**Task goal**
Please give the data below again in full, exactly as it stands.

**Input data**
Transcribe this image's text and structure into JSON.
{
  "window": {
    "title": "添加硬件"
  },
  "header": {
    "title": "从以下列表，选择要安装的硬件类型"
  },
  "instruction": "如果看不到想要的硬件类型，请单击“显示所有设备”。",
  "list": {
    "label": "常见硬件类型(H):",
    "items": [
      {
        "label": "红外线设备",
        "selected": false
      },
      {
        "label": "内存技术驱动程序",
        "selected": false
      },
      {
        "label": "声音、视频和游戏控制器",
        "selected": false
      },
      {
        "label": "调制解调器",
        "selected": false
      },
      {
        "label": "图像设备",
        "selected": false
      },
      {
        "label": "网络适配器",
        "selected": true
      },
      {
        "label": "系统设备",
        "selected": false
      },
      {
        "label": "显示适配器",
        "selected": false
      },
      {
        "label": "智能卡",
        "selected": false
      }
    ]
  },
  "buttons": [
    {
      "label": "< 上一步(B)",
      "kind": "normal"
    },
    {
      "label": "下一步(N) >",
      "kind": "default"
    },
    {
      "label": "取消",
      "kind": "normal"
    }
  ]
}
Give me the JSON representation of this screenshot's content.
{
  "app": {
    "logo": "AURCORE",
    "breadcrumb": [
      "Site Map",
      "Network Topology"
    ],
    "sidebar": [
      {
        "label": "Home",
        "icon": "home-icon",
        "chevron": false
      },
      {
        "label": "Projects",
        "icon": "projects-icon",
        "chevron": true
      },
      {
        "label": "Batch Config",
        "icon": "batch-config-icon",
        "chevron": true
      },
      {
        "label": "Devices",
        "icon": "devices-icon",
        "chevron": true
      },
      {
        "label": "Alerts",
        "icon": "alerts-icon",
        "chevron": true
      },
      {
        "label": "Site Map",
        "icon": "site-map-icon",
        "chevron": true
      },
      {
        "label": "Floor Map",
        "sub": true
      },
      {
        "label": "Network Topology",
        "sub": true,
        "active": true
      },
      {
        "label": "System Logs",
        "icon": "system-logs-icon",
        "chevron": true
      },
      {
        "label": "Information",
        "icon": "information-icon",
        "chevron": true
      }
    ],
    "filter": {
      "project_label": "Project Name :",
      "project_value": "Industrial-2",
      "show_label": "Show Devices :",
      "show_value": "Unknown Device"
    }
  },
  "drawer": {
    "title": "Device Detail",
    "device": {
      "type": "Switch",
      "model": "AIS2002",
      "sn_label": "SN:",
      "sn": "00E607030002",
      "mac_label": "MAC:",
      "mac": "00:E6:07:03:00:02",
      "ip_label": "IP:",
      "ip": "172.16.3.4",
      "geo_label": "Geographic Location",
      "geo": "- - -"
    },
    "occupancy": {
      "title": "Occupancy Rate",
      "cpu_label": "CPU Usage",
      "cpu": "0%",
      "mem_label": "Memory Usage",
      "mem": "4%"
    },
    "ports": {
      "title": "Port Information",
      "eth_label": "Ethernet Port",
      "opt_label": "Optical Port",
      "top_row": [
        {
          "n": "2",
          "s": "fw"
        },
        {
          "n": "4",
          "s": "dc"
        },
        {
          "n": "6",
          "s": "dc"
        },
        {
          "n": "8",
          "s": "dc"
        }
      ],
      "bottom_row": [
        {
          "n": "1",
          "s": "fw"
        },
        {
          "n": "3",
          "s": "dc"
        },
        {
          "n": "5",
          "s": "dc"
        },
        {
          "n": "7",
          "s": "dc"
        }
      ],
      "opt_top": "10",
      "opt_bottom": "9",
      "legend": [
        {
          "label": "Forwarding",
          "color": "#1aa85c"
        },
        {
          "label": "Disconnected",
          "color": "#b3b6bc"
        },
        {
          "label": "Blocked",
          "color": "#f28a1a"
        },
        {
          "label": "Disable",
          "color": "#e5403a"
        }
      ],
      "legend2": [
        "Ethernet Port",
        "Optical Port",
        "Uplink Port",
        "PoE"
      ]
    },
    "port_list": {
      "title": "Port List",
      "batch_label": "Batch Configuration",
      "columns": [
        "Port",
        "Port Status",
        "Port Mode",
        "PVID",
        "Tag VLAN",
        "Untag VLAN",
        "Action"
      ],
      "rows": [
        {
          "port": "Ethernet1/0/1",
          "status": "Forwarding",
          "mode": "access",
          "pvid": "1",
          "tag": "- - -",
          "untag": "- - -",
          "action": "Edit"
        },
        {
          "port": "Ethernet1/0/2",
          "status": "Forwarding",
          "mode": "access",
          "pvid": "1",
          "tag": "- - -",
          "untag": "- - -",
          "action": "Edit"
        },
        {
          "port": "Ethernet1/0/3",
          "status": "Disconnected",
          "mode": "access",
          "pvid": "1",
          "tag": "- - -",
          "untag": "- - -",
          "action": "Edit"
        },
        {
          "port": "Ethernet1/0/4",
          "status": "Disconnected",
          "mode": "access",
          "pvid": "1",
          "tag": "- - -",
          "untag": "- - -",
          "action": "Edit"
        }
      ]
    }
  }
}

**Response below**
Transcribe this image's text and structure into JSON.
{
  "window": {
    "title": "添加硬件"
  },
  "header": {
    "title": "从以下列表，选择要安装的硬件类型"
  },
  "instruction": "如果看不到想要的硬件类型，请单击“显示所有设备”。",
  "list": {
    "label": "常见硬件类型(H):",
    "items": [
      {
        "label": "红外线设备",
        "selected": false
      },
      {
        "label": "内存技术驱动程序",
        "selected": false
      },
      {
        "label": "声音、视频和游戏控制器",
        "selected": false
      },
      {
        "label": "调制解调器",
        "selected": false
      },
      {
        "label": "图像设备",
        "selected": false
      },
      {
        "label": "网络适配器",
        "selected": true
      },
      {
        "label": "系统设备",
        "selected": false
      },
      {
        "label": "显示适配器",
        "selected": false
      },
      {
        "label": "智能卡",
        "selected": false
      }
    ]
  },
  "buttons": [
    {
      "label": "< 上一步(B)",
      "kind": "normal"
    },
    {
      "label": "下一步(N) >",
      "kind": "default"
    },
    {
      "label": "取消",
      "kind": "normal"
    }
  ]
}
Give me the JSON representation of this screenshot's content.
{
  "app": {
    "logo": "AURCORE",
    "breadcrumb": [
      "Site Map",
      "Network Topology"
    ],
    "sidebar": [
      {
        "label": "Home",
        "icon": "home-icon",
        "chevron": false
      },
      {
        "label": "Projects",
        "icon": "projects-icon",
        "chevron": true
      },
      {
        "label": "Batch Config",
        "icon": "batch-config-icon",
        "chevron": true
      },
      {
        "label": "Devices",
        "icon": "devices-icon",
        "chevron": true
      },
      {
        "label": "Alerts",
        "icon": "alerts-icon",
        "chevron": true
      },
      {
        "label": "Site Map",
        "icon": "site-map-icon",
        "chevron": true
      },
      {
        "label": "Floor Map",
        "sub": true
      },
      {
        "label": "Network Topology",
        "sub": true,
        "active": true
      },
      {
        "label": "System Logs",
        "icon": "system-logs-icon",
        "chevron": true
      },
      {
        "label": "Information",
        "icon": "information-icon",
        "chevron": true
      }
    ],
    "filter": {
      "project_label": "Project Name :",
      "project_value": "Industrial-2",
      "show_label": "Show Devices :",
      "show_value": "Unknown Device"
    }
  },
  "drawer": {
    "title": "Device Detail",
    "device": {
      "type": "Switch",
      "model": "AIS2002",
      "sn_label": "SN:",
      "sn": "00E607030002",
      "mac_label": "MAC:",
      "mac": "00:E6:07:03:00:02",
      "ip_label": "IP:",
      "ip": "172.16.3.4",
      "geo_label": "Geographic Location",
      "geo": "- - -"
    },
    "occupancy": {
      "title": "Occupancy Rate",
      "cpu_label": "CPU Usage",
      "cpu": "0%",
      "mem_label": "Memory Usage",
      "mem": "4%"
    },
    "ports": {
      "title": "Port Information",
      "eth_label": "Ethernet Port",
      "opt_label": "Optical Port",
      "top_row": [
        {
          "n": "2",
          "s": "fw"
        },
        {
          "n": "4",
          "s": "dc"
        },
        {
          "n": "6",
          "s": "dc"
        },
        {
          "n": "8",
          "s": "dc"
        }
      ],
      "bottom_row": [
        {
          "n": "1",
          "s": "fw"
        },
        {
          "n": "3",
          "s": "dc"
        },
        {
          "n": "5",
          "s": "dc"
        },
        {
          "n": "7",
          "s": "dc"
        }
      ],
      "opt_top": "10",
      "opt_bottom": "9",
      "legend": [
        {
          "label": "Forwarding",
          "color": "#1aa85c"
        },
        {
          "label": "Disconnected",
          "color": "#b3b6bc"
        },
        {
          "label": "Blocked",
          "color": "#f28a1a"
        },
        {
          "label": "Disable",
          "color": "#e5403a"
        }
      ],
      "legend2": [
        "Ethernet Port",
        "Optical Port",
        "Uplink Port",
        "PoE"
      ]
    },
    "port_list": {
      "title": "Port List",
      "batch_label": "Batch Configuration",
      "columns": [
        "Port",
        "Port Status",
        "Port Mode",
        "PVID",
        "Tag VLAN",
        "Untag VLAN",
        "Action"
      ],
      "rows": [
        {
          "port": "Ethernet1/0/1",
          "status": "Forwarding",
          "mode": "access",
          "pvid": "1",
          "tag": "- - -",
          "untag": "- - -",
          "action": "Edit"
        },
        {
          "port": "Ethernet1/0/2",
          "status": "Forwarding",
          "mode": "access",
          "pvid": "1",
          "tag": "- - -",
          "untag": "- - -",
          "action": "Edit"
        },
        {
          "port": "Ethernet1/0/3",
          "status": "Disconnected",
          "mode": "access",
          "pvid": "1",
          "tag": "- - -",
          "untag": "- - -",
          "action": "Edit"
        },
        {
          "port": "Ethernet1/0/4",
          "status": "Disconnected",
          "mode": "access",
          "pvid": "1",
          "tag": "- - -",
          "untag": "- - -",
          "action": "Edit"
        }
      ]
    }
  }
}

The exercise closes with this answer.